Jersey Boys, Clint Eastwood’s latest film, opened this Friday, and it’s based on the popular stage musical about Frankie Valli and the Four Seasons. Eastwood strikes me as the ideal director to translate this story to screen because many of his films are alternately affectionate and critical explorations of forms and customs indigenous to American art and culture, including jazz (Bird), country music (Honkytonk Man), the film western (Unforgiven, Bronco Billy), and now, doo-wop. Of course, he has other interests—politics (Absolute Power), crime (Midnight in the Garden of Good and Evil), spirituality (Hereafter), family (Mystic River), the masculine identity (High Plains Drifter), and his own identity (Sudden Impact)—but Eastwood’s best films deftly illustrate the American experience regardless of subject matter, a transcendent quality unique to our country’s greatest directors. Many of his New Hollywood peers were as (if not more) influenced by European art cinema as their native cinema; but Eastwood retained a specific interest in American movies, which naturally fed into his interest in American life. For him, the two go hand in hand. Here are my five favorite Clint Eastwood movies.
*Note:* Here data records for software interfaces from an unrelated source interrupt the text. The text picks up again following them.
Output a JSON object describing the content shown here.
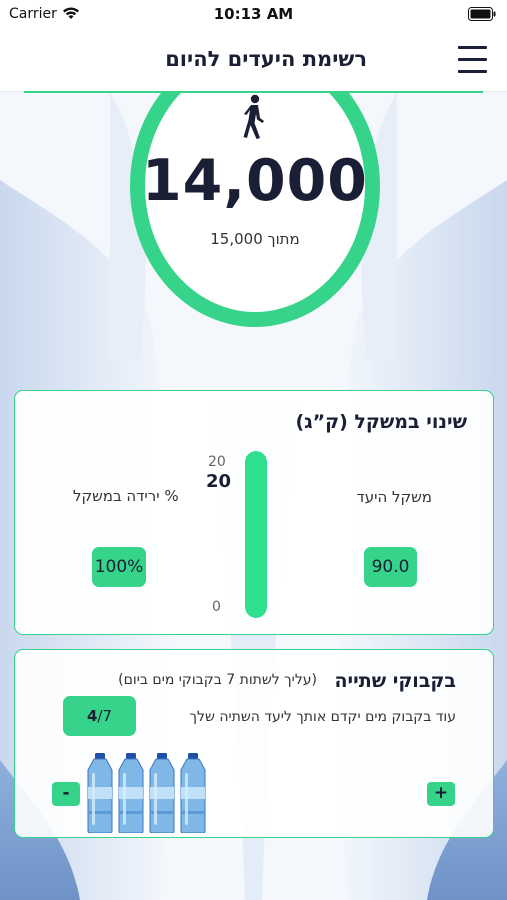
{
  "status_bar": {
    "carrier": "Carrier",
    "time": "10:13 AM",
    "icons": [
      "wifi-icon",
      "battery-icon"
    ]
  },
  "header": {
    "title": "רשימת היעדים להיום",
    "menu_icon": "hamburger-menu-icon"
  },
  "steps": {
    "icon": "walking-person-icon",
    "value": "14,000",
    "goal_text": "מתוך 15,000"
  },
  "weight": {
    "title": "שינוי במשקל (ק”ג)",
    "lost_label": "% ירידה במשקל",
    "lost_value": "100%",
    "goal_label": "משקל היעד",
    "goal_value": "90.0",
    "scale_max": "20",
    "scale_current": "20",
    "scale_min": "0",
    "progress_fraction": 1.0
  },
  "water": {
    "title": "בקבוקי שתייה",
    "hint": "(עליך לשתות 7 בקבוקי מים ביום)",
    "subtitle": "עוד בקבוק מים יקדם אותך ליעד השתיה שלך",
    "counter_current": "4",
    "counter_total": "/7",
    "minus_label": "-",
    "plus_label": "+",
    "bottles_filled": 4,
    "bottle_icon": "water-bottle-icon"
  },
  "colors": {
    "accent": "#35d48a",
    "text": "#1a1f36",
    "background_art": "#dbe6f3"
  }
}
5. The Gauntlet (1977) His most thoroughly crowd-pleasing work, a complete disavowal of realism and general taste. It’s also his best early work, more thrilling than Play Misty For Me, more exciting than The Outlaw Josey Wales, and flat-out weirder than the already pretty weird High Plains Drifter.
4. Pale Rider (1985) The first and most pure western to follow Heaven’s Gate, the storied film maudit that signaled the end of the genre’s first revisionist phase. The film is incredibly personal: Eastwood mixes his own self-evaluative tendencies with an idiosyncratic examination of the archetypal Hollywood movie hero, creating an introspective mood sustained by the story’s spiritual and philosophical themes.
3. Firefox (1982) So much of Eastwood’s directorial work is an examination of his own persona as an actor, and much like Pale Rider, this action film toys with his established character type, and his approach is significantly nuanced. This film is the one that’s most different from his others, which might explain its marginal reputation, but the emotional and artistic currents nevertheless run deep. As Dave Kehr explains, “The first half is dark and slow, with a Bressonian terseness; the second, after the theft of the plane, is bright and full of action, though the ideas are even blacker.”
2. Changeling (2008) An exceedingly underrated film, a dark and aggressive survey of political and social injustice that filters the director’s trademark “vigilante revenge” story model through a female perspective. Rather than present the 1920s as a simpler or somehow more innocent time, the film highlights the rampant corruption among power groups of the era, specifically the LAPD, whose arrogance, as conceived by Eastwood, seemingly knows no bounds. Like other late-period Eastwood films, themes of child endangerment are prevalent and amplified by the story’s Kafkaesque maternal viewpoint.
1. Bird (1988) This biopic of Charlie Parker is something of a parable in the way it illustrates how the musician’s bad habits both spurred his career and led to his demise. The film is Eastwood’s great artist profile, an inquisitive and reverential survey of a master artist’s life and process—a subject he’d explore in his follow-up film White Hunter, Black Heart. The film has some weighty stylistic flourishes that seem better reserved for a more genre-oriented work—Bird‘s dense lighting anticipates Unforgiven‘s somber mood and inky cinematography—but they fit remarkably well here, particularly during nighttime shots where darkness seems to overtake the characters.